By raising his tail, this striped skunk was warning me to back off. I did, and it did not spray.I haven’t been able to find out who has given names to groups of animals. Who decided that a group of crows is a murder? Who first called a group of giraffes “a tower?”...

From the Archives: Boulders (February 2023)

From the Archives: Boulders (February 2023)

Boulders are strewn throughout the forests of the Sourlands.Originally published in "Seeing the Sourlands" 2019. Rock Road, West Rock Road, Rock Brook, Rocktown, Stony Brook, and Stony Brook Road—looking at a map of the Sourlands region sends a message. This is a...

Snakes (January 2023)

Snakes (January 2023)

In one of the Bible’s least credulous stories a snake converses with Eve in the Garden of Eden and tricks her into eating the fruit from the tree of knowledge.  When God found out what the snake had done he was so angry that he condemned all snakes to crawl on their...

Photographs (December 2022)

Photographs (December 2022)

 I am not sure what constitutes a tradition, but for the last several years I have published some photographs in December. These are photographs taken in the Sourlands but not used for any of the other essays. This year I have 8; in past years there were a couple more...

Native Vines (November 2022)

Native Vines (November 2022)

Tulip trees are known for their straight, tall trunks, but this young tulip tree has been encased in vines its entire life and they have pruned it, bent it, and shaded it. It looks like it doesn’t have long to live. When I was a boy watching Tarzan movies I loved how...

Black Birch Friends (October 2022)

Black Birch Friends (October 2022)

Black birch trees can live for over 350 years, but few of them do. If taller trees overtop them they die from insufficient light. About a hundred years ago many farm fields were abandoned in the Sourlands and black birch trees were among the first trees to take...

Mosquitoes (September 2022)

Mosquitoes (September 2022)

I had to resist swatting this mosquito until I had photographed it.My family and I were having a pleasant evening in our rented Maine vacation house when mosquitoes suddenly inundated us. It didn’t matter how many we swatted, there were always more. After a while, we...

Fireflies (August 2022)

Fireflies (August 2022)

By Jim Amon Fireflies have good eyesight, which as nocturnal insects, suits them. The two orange blobs on their head, shown in the above photo, are coloring on the cover of their thorax; they are not eyes.  Their eyes can only be seen from the side or bottom.  I...

Dragonflies and Damselflies (July 2022)

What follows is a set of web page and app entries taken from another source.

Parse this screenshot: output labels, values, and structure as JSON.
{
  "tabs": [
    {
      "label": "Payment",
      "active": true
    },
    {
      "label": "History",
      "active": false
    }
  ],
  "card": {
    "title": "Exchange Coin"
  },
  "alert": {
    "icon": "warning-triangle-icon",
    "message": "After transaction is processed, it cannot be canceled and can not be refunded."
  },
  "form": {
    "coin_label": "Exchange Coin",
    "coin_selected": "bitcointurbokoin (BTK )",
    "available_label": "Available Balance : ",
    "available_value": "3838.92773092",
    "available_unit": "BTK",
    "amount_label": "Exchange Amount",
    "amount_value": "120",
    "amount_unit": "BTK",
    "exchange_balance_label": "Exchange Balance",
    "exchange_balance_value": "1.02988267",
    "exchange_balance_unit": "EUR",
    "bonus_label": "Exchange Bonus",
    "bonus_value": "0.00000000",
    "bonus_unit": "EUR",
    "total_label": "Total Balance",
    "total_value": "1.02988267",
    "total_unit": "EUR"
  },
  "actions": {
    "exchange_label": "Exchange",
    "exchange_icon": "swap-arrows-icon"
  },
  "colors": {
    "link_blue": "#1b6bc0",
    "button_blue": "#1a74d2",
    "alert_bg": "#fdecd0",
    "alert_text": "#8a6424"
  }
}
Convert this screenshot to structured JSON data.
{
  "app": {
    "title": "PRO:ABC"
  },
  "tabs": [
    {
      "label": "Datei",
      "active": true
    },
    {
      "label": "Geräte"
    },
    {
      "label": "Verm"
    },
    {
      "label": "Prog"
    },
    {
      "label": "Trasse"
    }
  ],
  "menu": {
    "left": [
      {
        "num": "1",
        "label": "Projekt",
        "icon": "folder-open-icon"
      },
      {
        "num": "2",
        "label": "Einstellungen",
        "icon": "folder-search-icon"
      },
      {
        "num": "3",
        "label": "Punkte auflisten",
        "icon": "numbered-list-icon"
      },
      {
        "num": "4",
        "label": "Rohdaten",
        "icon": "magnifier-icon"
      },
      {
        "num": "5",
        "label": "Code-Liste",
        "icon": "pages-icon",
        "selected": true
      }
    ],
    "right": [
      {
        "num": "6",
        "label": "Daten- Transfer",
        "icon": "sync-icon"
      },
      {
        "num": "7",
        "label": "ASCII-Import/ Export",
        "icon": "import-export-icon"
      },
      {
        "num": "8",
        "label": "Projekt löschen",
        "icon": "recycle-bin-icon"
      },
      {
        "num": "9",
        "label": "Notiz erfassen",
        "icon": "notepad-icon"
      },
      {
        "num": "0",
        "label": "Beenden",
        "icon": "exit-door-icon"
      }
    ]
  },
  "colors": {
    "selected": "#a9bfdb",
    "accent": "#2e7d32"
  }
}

Dragonflies and Damselflies (July 2022)

Several years ago I published a Seeing the Sourlands essay on dragonflies and damselflies. I am doing another one now because in the intervening years I have become an avid watcher of dragonflies and damselflies. After years of bird watching, I started paying...